When taking photos, sometimes we’re so focused on the subject that we forget about what’s happening behind it. With mobile photography we don’t have the luxury of controlling aperture to blur out background clutter, or a zoom lens to remove the background distraction all together.
So what can we do to enhance our mobile photos when there’s background chaos?
Check your frame before you shoot, and set up your shot. Watch for poles growing out of heads, unnecessary clutter, or competing lines. Soon, you’ll find that you’re doing this without even thinking about it.
Photo Credit: Awkward Family Photos
5 Tips to Avoid Background Clutter
- Fill the frame, step in a little closer.
- Change your angle, move! Get above or below your subject.
- Physically remove the clutter. Toys on the floor, camera bag, shoes, etc.
- Patience is a virtue, especially when it comes to photography. Wait for the light, or the tourists to move on out.
- Move to a new location
Scenario 1: Change your Perspective
At a resort in Mexico, I was dying over the creative centerpieces decorated with edible food. I loved how Mr. Pineapple man was all bundled up with his napkin/scarf and lime eyeballs. This was not my table, and taking a photo of this guy was a task. The guests were at the buffet. Their drink and straw were in the frame, the bikini’s in the background would not move and I didn’t feel OK about touching Mr. Pineapple to make adjustments. What to do? Change perspective get eye level, shoot above or below. Move!

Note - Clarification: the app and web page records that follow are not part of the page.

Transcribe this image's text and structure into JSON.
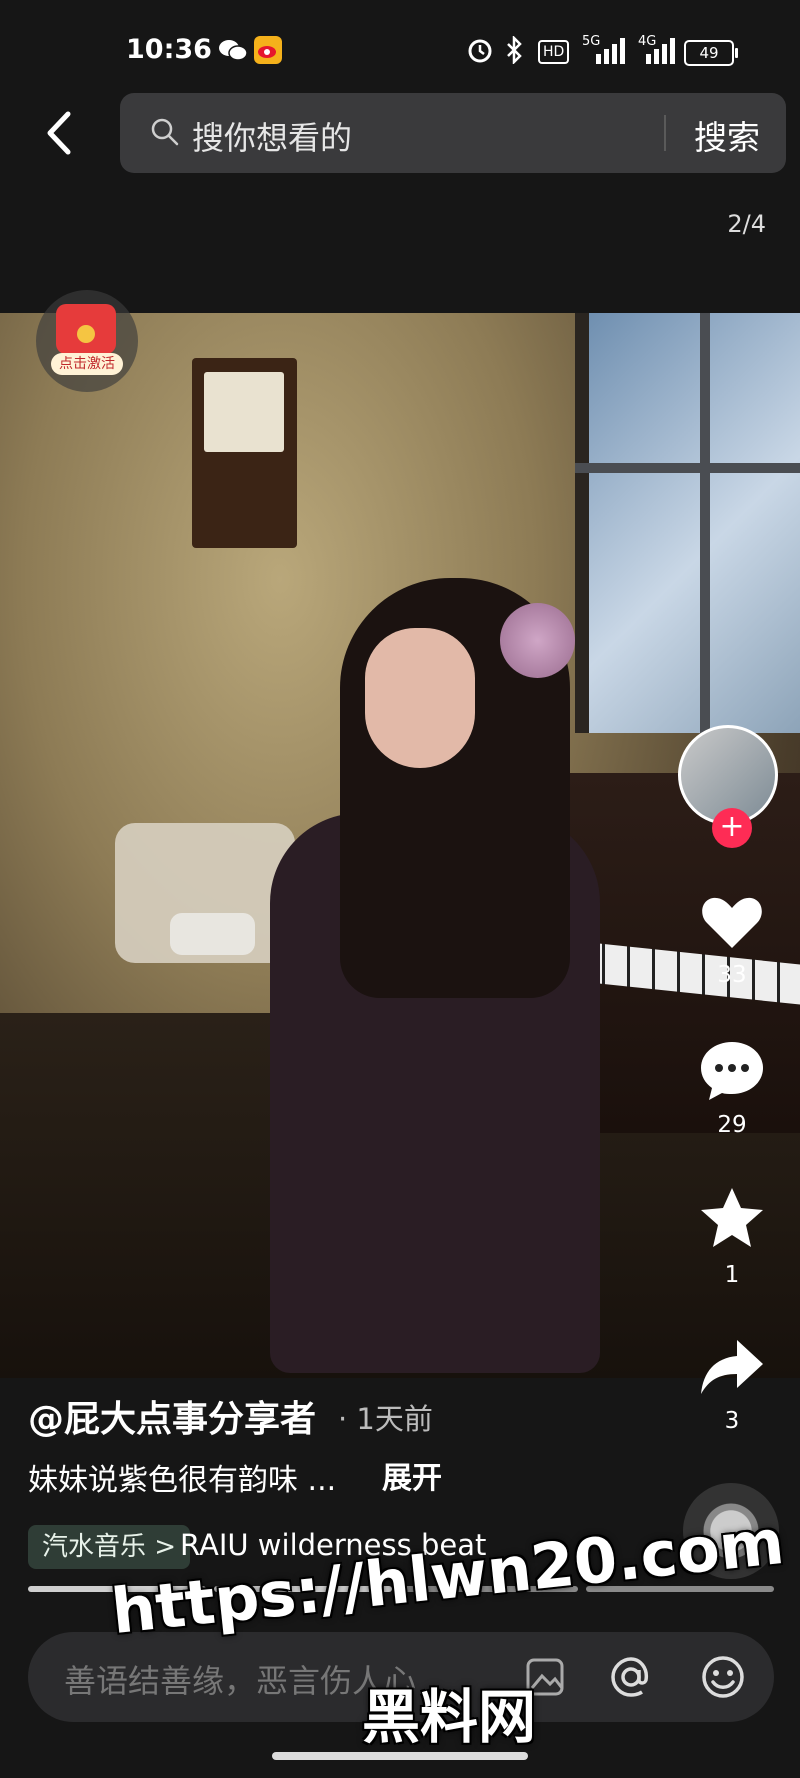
{
  "status_bar": {
    "time": "10:36",
    "signal1": "5G",
    "signal2": "4G",
    "hd": "HD",
    "battery": "49"
  },
  "search": {
    "placeholder": "搜你想看的",
    "button": "搜索"
  },
  "image_counter": "2/4",
  "red_packet_label": "点击激活",
  "actions": {
    "likes": "33",
    "comments": "29",
    "favorites": "1",
    "shares": "3"
  },
  "post": {
    "author": "@屁大点事分享者",
    "time_ago": "· 1天前",
    "description": "妹妹说紫色很有韵味 ...",
    "expand": "展开",
    "music_tag": "汽水音乐 >",
    "music_title": "RAIU    wilderness beat"
  },
  "comment_bar": {
    "placeholder": "善语结善缘，恶言伤人心"
  },
  "watermark": {
    "url": "https://hlwn20.com",
    "name": "黑料网"
  },
  "colors": {
    "accent": "#fe2c55",
    "search_bg": "#3a3a3c"
  }
}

I got down low and as close as I could, focused and snapped. There are people in the background, but they’re blurred out and not as distracting as a bright yellow bikini. I enhanced Mr. Pineapple Man in the PicTapGo app, and viola; a much better photo.

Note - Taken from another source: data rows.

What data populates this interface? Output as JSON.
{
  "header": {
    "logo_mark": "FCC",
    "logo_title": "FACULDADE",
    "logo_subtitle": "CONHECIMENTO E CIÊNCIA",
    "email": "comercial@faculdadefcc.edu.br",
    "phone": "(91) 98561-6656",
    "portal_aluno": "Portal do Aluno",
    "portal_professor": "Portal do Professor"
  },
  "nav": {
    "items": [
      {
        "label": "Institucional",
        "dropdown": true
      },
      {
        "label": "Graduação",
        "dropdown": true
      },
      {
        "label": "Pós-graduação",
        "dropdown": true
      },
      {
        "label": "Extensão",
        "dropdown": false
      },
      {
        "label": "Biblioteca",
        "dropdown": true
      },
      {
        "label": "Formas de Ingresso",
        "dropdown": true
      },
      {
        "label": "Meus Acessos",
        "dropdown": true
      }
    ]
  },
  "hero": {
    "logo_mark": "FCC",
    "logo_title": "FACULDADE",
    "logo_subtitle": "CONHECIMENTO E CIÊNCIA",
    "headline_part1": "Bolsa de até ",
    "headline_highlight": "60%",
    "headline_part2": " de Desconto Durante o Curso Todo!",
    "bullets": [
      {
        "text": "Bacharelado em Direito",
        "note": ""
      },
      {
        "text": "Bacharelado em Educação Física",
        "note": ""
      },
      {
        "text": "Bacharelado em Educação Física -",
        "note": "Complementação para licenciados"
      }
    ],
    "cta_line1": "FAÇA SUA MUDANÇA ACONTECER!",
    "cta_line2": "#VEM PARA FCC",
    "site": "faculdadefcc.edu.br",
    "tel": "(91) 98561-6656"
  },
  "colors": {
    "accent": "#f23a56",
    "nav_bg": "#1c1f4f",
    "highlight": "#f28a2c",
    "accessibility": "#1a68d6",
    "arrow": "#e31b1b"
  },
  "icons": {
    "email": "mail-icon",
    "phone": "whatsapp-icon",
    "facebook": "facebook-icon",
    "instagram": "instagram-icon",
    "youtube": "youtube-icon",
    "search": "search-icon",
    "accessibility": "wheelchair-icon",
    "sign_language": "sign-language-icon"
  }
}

Scenario 2: The Intruder
You hand your mobile phone to a family member, friend, or stranger to snap a family photo. Assuming that they are not a mobile iPhoneography Expert like yourself, ask them to snap “a few photos”, not just one. Here’s why….

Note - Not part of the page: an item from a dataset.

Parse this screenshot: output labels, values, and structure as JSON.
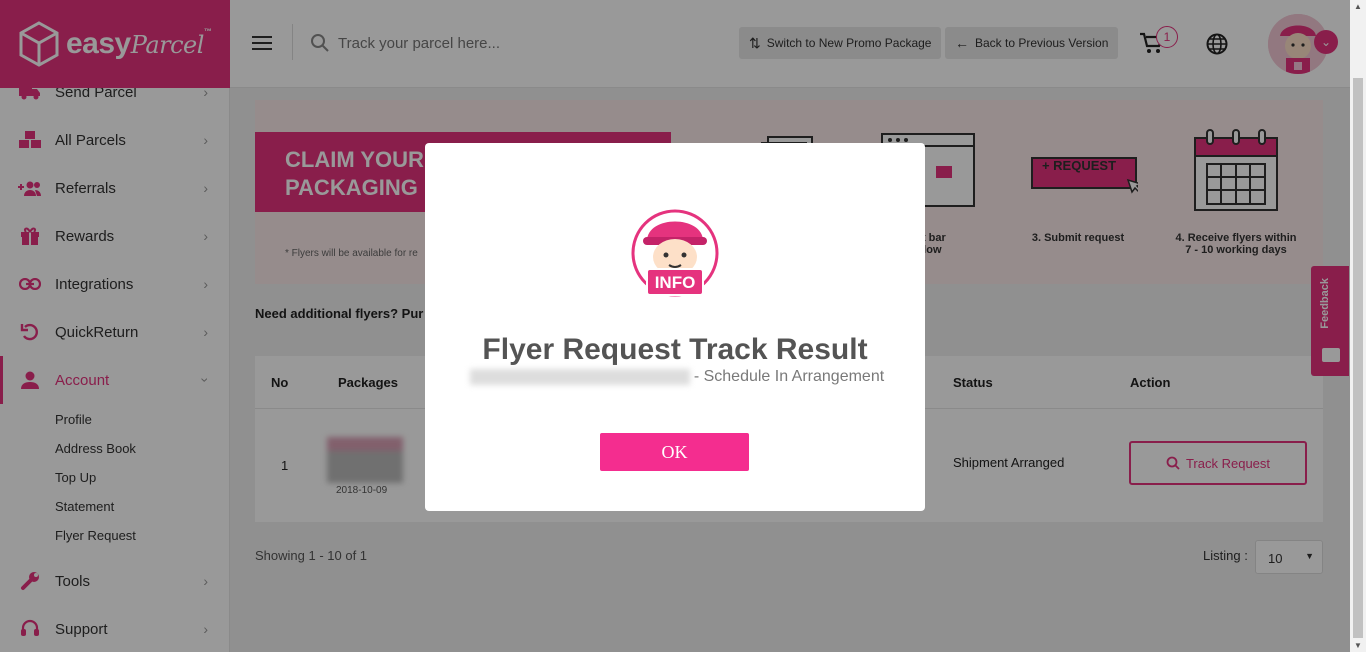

Our family member snapped 2 photos. As you can see above, our intruder’s foot is making his way into our photo. The second photo is even worse, he now looks as if he is part of the family. The more your “photographer” snaps, the better your odds are of getting one picture that could work.
We have 2 photos to choose from. The first photo gives me an option to crop.
If all else fails, we can always make adjustments in photoshop. Avoiding background clutter is a skill that all photographers use, which becomes second nature over time.